:: Aim of the task ::
Please give again every entry exactly as it appears, setting aside the pictures.

******

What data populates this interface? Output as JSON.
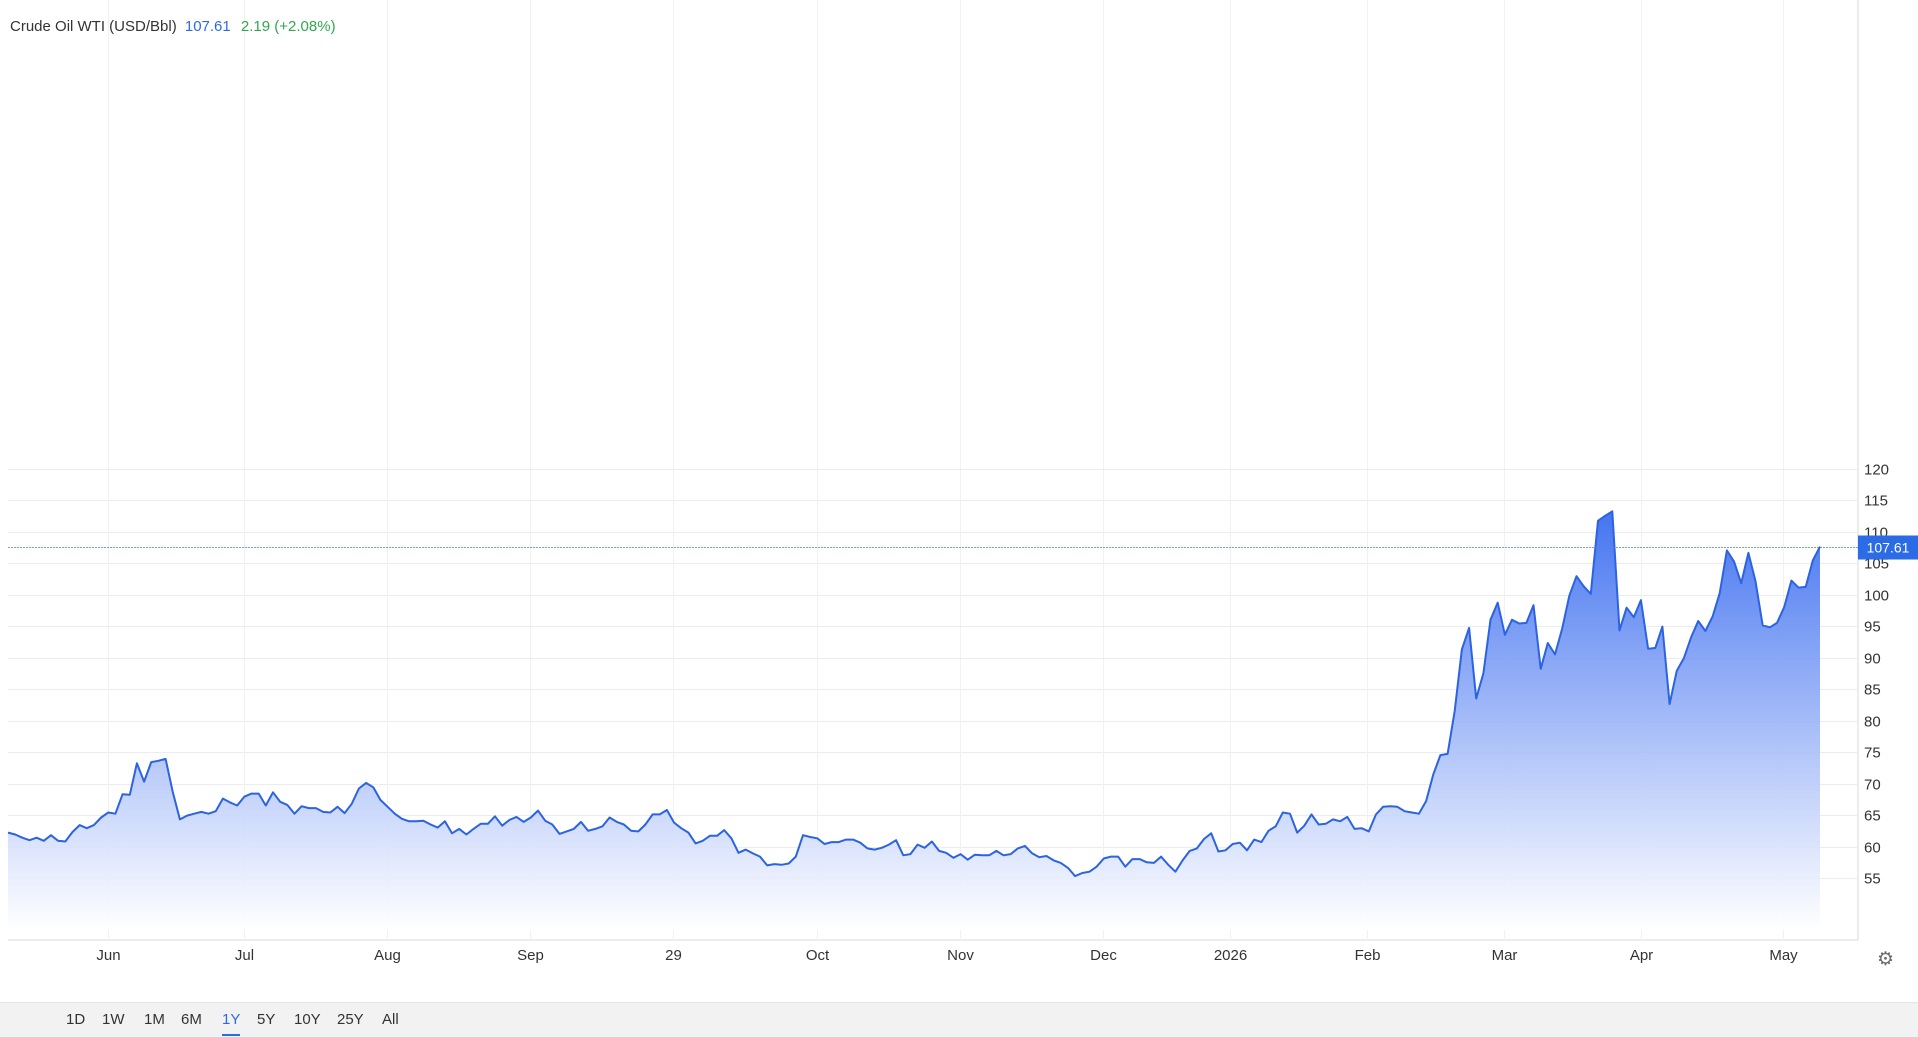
{
  "header": {
    "instrument": "Crude Oil WTI (USD/Bbl)",
    "last": "107.61",
    "change": "2.19 (+2.08%)"
  },
  "price_tag": "107.61",
  "range_buttons": [
    "1D",
    "1W",
    "1M",
    "6M",
    "1Y",
    "5Y",
    "10Y",
    "25Y",
    "All"
  ],
  "active_range": "1Y",
  "icons": {
    "settings": "gear-icon"
  },
  "colors": {
    "line": "#2b63e0",
    "area_top": "#3b6df0",
    "area_bottom": "#ffffff",
    "price_tag": "#2b6be6",
    "change_up": "#2fa84f"
  },
  "chart_data": {
    "type": "area",
    "title": "Crude Oil WTI (USD/Bbl)",
    "ylim": [
      50.5,
      123
    ],
    "y_ticks": [
      55,
      60,
      65,
      70,
      75,
      80,
      85,
      90,
      95,
      100,
      105,
      110,
      115,
      120
    ],
    "x_tick_labels": [
      "Jun",
      "Jul",
      "Aug",
      "Sep",
      "29",
      "Oct",
      "Nov",
      "Dec",
      "2026",
      "Feb",
      "Mar",
      "Apr",
      "May"
    ],
    "last_value": 107.61,
    "grid": true,
    "series": [
      {
        "values": [
          62.2,
          61.9,
          61.4,
          61.0,
          61.4,
          60.9,
          61.8,
          60.9,
          60.8,
          62.3,
          63.4,
          62.9,
          63.4,
          64.6,
          65.4,
          65.2,
          68.3,
          68.2,
          73.2,
          70.3,
          73.4,
          73.6,
          73.9,
          68.7,
          64.3,
          64.9,
          65.2,
          65.5,
          65.2,
          65.6,
          67.6,
          67.0,
          66.5,
          67.9,
          68.4,
          68.4,
          66.5,
          68.6,
          67.1,
          66.6,
          65.2,
          66.4,
          66.1,
          66.1,
          65.5,
          65.4,
          66.3,
          65.3,
          66.8,
          69.2,
          70.1,
          69.4,
          67.4,
          66.3,
          65.2,
          64.4,
          64.0,
          64.0,
          64.1,
          63.5,
          63.0,
          64.0,
          62.1,
          62.8,
          61.9,
          62.8,
          63.6,
          63.6,
          64.8,
          63.3,
          64.2,
          64.7,
          63.9,
          64.6,
          65.7,
          64.1,
          63.5,
          62.0,
          62.4,
          62.8,
          63.9,
          62.5,
          62.8,
          63.2,
          64.6,
          63.9,
          63.5,
          62.5,
          62.4,
          63.5,
          65.1,
          65.1,
          65.8,
          63.8,
          62.9,
          62.2,
          60.5,
          60.9,
          61.7,
          61.7,
          62.6,
          61.3,
          59.0,
          59.5,
          58.9,
          58.4,
          57.0,
          57.2,
          57.1,
          57.3,
          58.4,
          61.8,
          61.5,
          61.3,
          60.4,
          60.7,
          60.7,
          61.1,
          61.1,
          60.6,
          59.7,
          59.5,
          59.8,
          60.3,
          61.0,
          58.6,
          58.8,
          60.3,
          59.8,
          60.8,
          59.3,
          59.0,
          58.2,
          58.8,
          57.9,
          58.7,
          58.6,
          58.6,
          59.3,
          58.6,
          58.8,
          59.7,
          60.1,
          58.9,
          58.3,
          58.5,
          57.8,
          57.4,
          56.6,
          55.3,
          55.8,
          56.0,
          56.8,
          58.1,
          58.4,
          58.4,
          56.8,
          58.0,
          58.0,
          57.5,
          57.4,
          58.4,
          57.1,
          56.0,
          57.8,
          59.3,
          59.7,
          61.2,
          62.1,
          59.2,
          59.4,
          60.4,
          60.6,
          59.4,
          61.1,
          60.7,
          62.5,
          63.2,
          65.4,
          65.2,
          62.2,
          63.3,
          65.1,
          63.5,
          63.6,
          64.3,
          64.0,
          64.7,
          62.8,
          62.9,
          62.4,
          65.1,
          66.3,
          66.4,
          66.3,
          65.6,
          65.4,
          65.2,
          67.2,
          71.4,
          74.5,
          74.7,
          81.5,
          91.3,
          94.7,
          83.5,
          87.5,
          96.0,
          98.7,
          93.6,
          96.0,
          95.4,
          95.5,
          98.3,
          88.2,
          92.3,
          90.5,
          94.6,
          99.8,
          102.9,
          101.3,
          100.1,
          111.7,
          112.5,
          113.2,
          94.3,
          97.9,
          96.4,
          99.1,
          91.4,
          91.5,
          94.9,
          82.6,
          87.9,
          89.9,
          93.2,
          95.8,
          94.2,
          96.5,
          100.2,
          107.0,
          105.2,
          101.8,
          106.6,
          102.1,
          95.1,
          94.8,
          95.5,
          98.0,
          102.2,
          101.1,
          101.2,
          105.4,
          107.61
        ]
      }
    ]
  }
}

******

:: Solution to the exercise ::
What data populates this interface? Output as JSON.
{
  "header": {
    "instrument": "Crude Oil WTI (USD/Bbl)",
    "last": "107.61",
    "change": "2.19 (+2.08%)"
  },
  "price_tag": "107.61",
  "range_buttons": [
    "1D",
    "1W",
    "1M",
    "6M",
    "1Y",
    "5Y",
    "10Y",
    "25Y",
    "All"
  ],
  "active_range": "1Y",
  "icons": {
    "settings": "gear-icon"
  },
  "colors": {
    "line": "#2b63e0",
    "area_top": "#3b6df0",
    "area_bottom": "#ffffff",
    "price_tag": "#2b6be6",
    "change_up": "#2fa84f"
  },
  "chart_data": {
    "type": "area",
    "title": "Crude Oil WTI (USD/Bbl)",
    "ylim": [
      50.5,
      123
    ],
    "y_ticks": [
      55,
      60,
      65,
      70,
      75,
      80,
      85,
      90,
      95,
      100,
      105,
      110,
      115,
      120
    ],
    "x_tick_labels": [
      "Jun",
      "Jul",
      "Aug",
      "Sep",
      "29",
      "Oct",
      "Nov",
      "Dec",
      "2026",
      "Feb",
      "Mar",
      "Apr",
      "May"
    ],
    "last_value": 107.61,
    "grid": true,
    "series": [
      {
        "values": [
          62.2,
          61.9,
          61.4,
          61.0,
          61.4,
          60.9,
          61.8,
          60.9,
          60.8,
          62.3,
          63.4,
          62.9,
          63.4,
          64.6,
          65.4,
          65.2,
          68.3,
          68.2,
          73.2,
          70.3,
          73.4,
          73.6,
          73.9,
          68.7,
          64.3,
          64.9,
          65.2,
          65.5,
          65.2,
          65.6,
          67.6,
          67.0,
          66.5,
          67.9,
          68.4,
          68.4,
          66.5,
          68.6,
          67.1,
          66.6,
          65.2,
          66.4,
          66.1,
          66.1,
          65.5,
          65.4,
          66.3,
          65.3,
          66.8,
          69.2,
          70.1,
          69.4,
          67.4,
          66.3,
          65.2,
          64.4,
          64.0,
          64.0,
          64.1,
          63.5,
          63.0,
          64.0,
          62.1,
          62.8,
          61.9,
          62.8,
          63.6,
          63.6,
          64.8,
          63.3,
          64.2,
          64.7,
          63.9,
          64.6,
          65.7,
          64.1,
          63.5,
          62.0,
          62.4,
          62.8,
          63.9,
          62.5,
          62.8,
          63.2,
          64.6,
          63.9,
          63.5,
          62.5,
          62.4,
          63.5,
          65.1,
          65.1,
          65.8,
          63.8,
          62.9,
          62.2,
          60.5,
          60.9,
          61.7,
          61.7,
          62.6,
          61.3,
          59.0,
          59.5,
          58.9,
          58.4,
          57.0,
          57.2,
          57.1,
          57.3,
          58.4,
          61.8,
          61.5,
          61.3,
          60.4,
          60.7,
          60.7,
          61.1,
          61.1,
          60.6,
          59.7,
          59.5,
          59.8,
          60.3,
          61.0,
          58.6,
          58.8,
          60.3,
          59.8,
          60.8,
          59.3,
          59.0,
          58.2,
          58.8,
          57.9,
          58.7,
          58.6,
          58.6,
          59.3,
          58.6,
          58.8,
          59.7,
          60.1,
          58.9,
          58.3,
          58.5,
          57.8,
          57.4,
          56.6,
          55.3,
          55.8,
          56.0,
          56.8,
          58.1,
          58.4,
          58.4,
          56.8,
          58.0,
          58.0,
          57.5,
          57.4,
          58.4,
          57.1,
          56.0,
          57.8,
          59.3,
          59.7,
          61.2,
          62.1,
          59.2,
          59.4,
          60.4,
          60.6,
          59.4,
          61.1,
          60.7,
          62.5,
          63.2,
          65.4,
          65.2,
          62.2,
          63.3,
          65.1,
          63.5,
          63.6,
          64.3,
          64.0,
          64.7,
          62.8,
          62.9,
          62.4,
          65.1,
          66.3,
          66.4,
          66.3,
          65.6,
          65.4,
          65.2,
          67.2,
          71.4,
          74.5,
          74.7,
          81.5,
          91.3,
          94.7,
          83.5,
          87.5,
          96.0,
          98.7,
          93.6,
          96.0,
          95.4,
          95.5,
          98.3,
          88.2,
          92.3,
          90.5,
          94.6,
          99.8,
          102.9,
          101.3,
          100.1,
          111.7,
          112.5,
          113.2,
          94.3,
          97.9,
          96.4,
          99.1,
          91.4,
          91.5,
          94.9,
          82.6,
          87.9,
          89.9,
          93.2,
          95.8,
          94.2,
          96.5,
          100.2,
          107.0,
          105.2,
          101.8,
          106.6,
          102.1,
          95.1,
          94.8,
          95.5,
          98.0,
          102.2,
          101.1,
          101.2,
          105.4,
          107.61
        ]
      }
    ]
  }
}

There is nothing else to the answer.